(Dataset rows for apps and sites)
----------------------------------------

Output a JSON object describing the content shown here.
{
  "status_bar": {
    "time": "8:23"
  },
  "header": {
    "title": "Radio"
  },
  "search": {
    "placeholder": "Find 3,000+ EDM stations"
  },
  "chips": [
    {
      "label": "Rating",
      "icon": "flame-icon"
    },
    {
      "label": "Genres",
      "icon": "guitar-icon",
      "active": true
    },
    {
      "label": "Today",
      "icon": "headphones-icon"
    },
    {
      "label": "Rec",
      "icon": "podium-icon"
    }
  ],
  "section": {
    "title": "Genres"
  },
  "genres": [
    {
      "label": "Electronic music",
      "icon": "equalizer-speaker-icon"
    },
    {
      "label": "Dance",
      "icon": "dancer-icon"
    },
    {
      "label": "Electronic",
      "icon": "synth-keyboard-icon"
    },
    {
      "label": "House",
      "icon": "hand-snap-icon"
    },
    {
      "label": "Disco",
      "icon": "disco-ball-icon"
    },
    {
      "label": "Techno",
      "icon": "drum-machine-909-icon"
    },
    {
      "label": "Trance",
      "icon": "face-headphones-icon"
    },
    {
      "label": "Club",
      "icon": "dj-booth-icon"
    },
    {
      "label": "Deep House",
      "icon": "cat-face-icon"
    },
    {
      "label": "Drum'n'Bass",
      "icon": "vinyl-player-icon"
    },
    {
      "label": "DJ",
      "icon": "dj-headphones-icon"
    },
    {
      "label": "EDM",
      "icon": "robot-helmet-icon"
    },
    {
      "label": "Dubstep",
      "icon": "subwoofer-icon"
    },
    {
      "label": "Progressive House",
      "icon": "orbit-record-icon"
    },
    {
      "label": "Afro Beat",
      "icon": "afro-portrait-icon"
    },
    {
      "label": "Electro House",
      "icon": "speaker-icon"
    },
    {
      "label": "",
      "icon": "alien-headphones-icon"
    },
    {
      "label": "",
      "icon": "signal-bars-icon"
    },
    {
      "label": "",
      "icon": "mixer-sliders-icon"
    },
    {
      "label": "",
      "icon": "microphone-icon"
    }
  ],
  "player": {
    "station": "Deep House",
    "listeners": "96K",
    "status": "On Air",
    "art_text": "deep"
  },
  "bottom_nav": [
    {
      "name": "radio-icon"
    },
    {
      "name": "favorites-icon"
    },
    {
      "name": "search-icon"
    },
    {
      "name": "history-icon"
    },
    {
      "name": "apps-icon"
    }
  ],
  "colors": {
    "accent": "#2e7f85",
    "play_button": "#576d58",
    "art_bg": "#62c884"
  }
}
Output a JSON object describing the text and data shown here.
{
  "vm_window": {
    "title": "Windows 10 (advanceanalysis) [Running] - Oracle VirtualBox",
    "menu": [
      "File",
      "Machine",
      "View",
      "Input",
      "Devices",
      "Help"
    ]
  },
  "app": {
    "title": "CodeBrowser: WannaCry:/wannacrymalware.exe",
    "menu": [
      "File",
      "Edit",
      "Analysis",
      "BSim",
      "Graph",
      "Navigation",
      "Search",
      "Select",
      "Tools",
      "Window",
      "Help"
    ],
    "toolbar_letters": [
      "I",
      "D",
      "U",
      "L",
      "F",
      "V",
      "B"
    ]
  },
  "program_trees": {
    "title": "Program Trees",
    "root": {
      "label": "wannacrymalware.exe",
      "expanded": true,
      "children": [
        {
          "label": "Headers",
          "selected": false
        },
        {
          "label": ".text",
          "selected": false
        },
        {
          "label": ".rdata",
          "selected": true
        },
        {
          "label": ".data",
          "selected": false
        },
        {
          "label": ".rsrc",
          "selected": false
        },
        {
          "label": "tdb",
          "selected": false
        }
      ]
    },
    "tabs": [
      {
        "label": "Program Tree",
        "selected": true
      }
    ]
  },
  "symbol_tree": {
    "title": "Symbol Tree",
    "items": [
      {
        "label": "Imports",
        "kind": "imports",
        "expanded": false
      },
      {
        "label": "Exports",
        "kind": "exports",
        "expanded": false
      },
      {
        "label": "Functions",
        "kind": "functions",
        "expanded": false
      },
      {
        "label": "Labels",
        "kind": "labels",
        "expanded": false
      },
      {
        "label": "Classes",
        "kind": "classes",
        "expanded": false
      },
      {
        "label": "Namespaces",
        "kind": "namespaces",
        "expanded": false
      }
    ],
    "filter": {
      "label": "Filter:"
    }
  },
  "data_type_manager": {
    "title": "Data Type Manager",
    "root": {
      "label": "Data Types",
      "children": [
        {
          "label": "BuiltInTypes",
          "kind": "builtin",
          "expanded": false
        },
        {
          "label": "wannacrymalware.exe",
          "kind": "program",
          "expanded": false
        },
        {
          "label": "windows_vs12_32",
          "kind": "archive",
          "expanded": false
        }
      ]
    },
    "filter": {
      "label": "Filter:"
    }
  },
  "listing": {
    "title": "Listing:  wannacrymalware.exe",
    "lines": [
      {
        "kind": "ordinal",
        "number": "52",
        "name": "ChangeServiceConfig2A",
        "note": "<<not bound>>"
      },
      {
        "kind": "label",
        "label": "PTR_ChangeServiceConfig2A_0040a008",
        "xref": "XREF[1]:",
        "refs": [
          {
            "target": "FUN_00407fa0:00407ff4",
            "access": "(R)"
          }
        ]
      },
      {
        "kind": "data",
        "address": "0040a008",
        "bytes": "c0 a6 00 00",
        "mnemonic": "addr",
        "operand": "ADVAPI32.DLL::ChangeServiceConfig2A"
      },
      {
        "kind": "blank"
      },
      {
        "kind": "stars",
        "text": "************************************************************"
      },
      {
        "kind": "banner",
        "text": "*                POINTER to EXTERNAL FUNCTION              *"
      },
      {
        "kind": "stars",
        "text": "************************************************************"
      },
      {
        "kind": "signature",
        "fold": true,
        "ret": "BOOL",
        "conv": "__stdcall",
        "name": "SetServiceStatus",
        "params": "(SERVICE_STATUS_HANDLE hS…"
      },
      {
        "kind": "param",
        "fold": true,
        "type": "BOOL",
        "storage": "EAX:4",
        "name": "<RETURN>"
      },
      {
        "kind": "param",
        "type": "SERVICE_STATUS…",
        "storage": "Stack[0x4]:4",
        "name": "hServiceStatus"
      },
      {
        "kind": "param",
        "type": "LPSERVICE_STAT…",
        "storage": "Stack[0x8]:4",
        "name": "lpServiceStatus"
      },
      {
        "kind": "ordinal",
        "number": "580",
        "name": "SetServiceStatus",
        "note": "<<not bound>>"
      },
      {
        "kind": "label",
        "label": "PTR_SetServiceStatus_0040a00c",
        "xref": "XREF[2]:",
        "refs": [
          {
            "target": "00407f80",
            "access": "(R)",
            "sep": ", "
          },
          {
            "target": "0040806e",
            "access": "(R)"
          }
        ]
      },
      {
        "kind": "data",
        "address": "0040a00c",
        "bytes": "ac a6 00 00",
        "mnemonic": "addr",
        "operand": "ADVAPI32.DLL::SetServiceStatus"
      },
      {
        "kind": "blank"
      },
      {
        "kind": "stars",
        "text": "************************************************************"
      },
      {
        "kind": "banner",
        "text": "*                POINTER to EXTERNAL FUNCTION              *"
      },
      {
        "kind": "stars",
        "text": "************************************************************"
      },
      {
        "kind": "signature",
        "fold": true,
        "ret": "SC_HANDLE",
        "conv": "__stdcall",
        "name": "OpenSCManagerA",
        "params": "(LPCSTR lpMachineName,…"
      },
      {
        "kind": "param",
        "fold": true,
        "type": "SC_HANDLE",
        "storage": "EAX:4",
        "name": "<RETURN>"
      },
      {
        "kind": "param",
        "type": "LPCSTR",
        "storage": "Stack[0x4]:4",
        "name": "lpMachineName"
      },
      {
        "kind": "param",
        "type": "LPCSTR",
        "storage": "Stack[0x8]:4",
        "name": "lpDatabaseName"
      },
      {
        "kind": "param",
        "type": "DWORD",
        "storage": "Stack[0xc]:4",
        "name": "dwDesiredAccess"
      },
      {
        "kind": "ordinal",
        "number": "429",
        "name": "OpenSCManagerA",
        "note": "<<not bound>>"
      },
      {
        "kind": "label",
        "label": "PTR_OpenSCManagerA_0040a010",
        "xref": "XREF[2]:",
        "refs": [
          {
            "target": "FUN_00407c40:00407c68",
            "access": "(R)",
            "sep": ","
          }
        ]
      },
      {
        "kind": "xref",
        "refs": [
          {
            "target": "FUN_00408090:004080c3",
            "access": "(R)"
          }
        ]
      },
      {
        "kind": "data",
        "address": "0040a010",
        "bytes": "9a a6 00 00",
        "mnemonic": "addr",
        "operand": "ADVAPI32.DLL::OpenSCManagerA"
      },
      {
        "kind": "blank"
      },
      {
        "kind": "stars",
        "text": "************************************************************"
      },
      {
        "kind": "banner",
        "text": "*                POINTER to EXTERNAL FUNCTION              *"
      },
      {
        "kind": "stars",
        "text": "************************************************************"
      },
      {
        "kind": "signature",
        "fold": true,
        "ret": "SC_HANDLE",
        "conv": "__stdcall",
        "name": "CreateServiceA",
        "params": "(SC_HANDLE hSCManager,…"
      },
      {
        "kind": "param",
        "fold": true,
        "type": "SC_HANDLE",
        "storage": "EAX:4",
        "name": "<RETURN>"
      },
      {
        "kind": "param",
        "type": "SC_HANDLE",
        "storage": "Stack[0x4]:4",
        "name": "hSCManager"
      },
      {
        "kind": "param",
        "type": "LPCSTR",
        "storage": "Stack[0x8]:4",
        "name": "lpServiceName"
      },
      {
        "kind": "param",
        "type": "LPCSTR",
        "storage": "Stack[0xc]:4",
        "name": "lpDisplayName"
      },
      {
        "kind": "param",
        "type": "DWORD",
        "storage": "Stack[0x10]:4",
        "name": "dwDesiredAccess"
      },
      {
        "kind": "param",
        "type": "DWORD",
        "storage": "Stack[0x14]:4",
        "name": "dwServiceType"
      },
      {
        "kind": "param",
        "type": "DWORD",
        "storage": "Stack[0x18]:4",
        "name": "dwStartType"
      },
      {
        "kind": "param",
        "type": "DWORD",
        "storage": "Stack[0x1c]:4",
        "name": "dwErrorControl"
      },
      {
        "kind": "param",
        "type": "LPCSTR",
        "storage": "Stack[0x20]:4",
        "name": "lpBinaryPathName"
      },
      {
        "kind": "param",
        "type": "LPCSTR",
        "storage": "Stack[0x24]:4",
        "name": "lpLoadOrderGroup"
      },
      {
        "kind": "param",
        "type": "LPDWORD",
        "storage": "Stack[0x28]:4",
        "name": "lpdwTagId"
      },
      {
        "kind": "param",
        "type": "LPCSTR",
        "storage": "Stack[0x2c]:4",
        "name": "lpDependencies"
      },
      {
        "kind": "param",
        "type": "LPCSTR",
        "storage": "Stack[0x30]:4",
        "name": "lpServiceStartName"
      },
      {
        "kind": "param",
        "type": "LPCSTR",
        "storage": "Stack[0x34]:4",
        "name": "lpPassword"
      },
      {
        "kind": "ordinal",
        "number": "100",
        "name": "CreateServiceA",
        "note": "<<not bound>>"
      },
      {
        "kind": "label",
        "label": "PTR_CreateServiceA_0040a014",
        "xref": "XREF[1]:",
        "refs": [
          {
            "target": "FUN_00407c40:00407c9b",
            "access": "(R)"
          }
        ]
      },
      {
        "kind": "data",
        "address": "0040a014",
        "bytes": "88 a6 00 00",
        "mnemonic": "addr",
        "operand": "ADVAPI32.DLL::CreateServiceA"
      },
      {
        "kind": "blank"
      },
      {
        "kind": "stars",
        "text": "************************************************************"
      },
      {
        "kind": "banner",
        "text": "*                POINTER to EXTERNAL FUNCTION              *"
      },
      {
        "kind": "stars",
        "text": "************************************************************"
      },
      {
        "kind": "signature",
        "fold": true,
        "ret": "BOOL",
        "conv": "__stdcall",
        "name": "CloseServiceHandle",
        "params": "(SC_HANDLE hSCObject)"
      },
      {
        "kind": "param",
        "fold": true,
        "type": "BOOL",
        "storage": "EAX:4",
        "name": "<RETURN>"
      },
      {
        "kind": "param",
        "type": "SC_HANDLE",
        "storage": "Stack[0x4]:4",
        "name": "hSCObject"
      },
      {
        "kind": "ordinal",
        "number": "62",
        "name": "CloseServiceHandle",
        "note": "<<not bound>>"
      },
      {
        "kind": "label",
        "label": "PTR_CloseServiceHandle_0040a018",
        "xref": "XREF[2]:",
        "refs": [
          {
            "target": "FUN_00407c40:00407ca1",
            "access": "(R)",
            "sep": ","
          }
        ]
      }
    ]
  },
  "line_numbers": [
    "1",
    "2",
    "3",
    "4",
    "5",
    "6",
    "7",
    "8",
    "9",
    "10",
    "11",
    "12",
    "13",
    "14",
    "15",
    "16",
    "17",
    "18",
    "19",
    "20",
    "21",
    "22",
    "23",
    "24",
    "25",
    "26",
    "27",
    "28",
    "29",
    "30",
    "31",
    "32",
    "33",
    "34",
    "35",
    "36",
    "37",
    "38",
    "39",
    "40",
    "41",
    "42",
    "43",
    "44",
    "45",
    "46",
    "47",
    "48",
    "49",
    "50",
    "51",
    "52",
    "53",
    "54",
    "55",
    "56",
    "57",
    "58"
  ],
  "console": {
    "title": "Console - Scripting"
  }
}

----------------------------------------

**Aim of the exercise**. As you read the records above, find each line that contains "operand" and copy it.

**Response to this exercise**.
        "operand": "ADVAPI32.DLL::ChangeServiceConfig2A"
        "operand": "ADVAPI32.DLL::SetServiceStatus"
        "operand": "ADVAPI32.DLL::OpenSCManagerA"
        "operand": "ADVAPI32.DLL::CreateServiceA"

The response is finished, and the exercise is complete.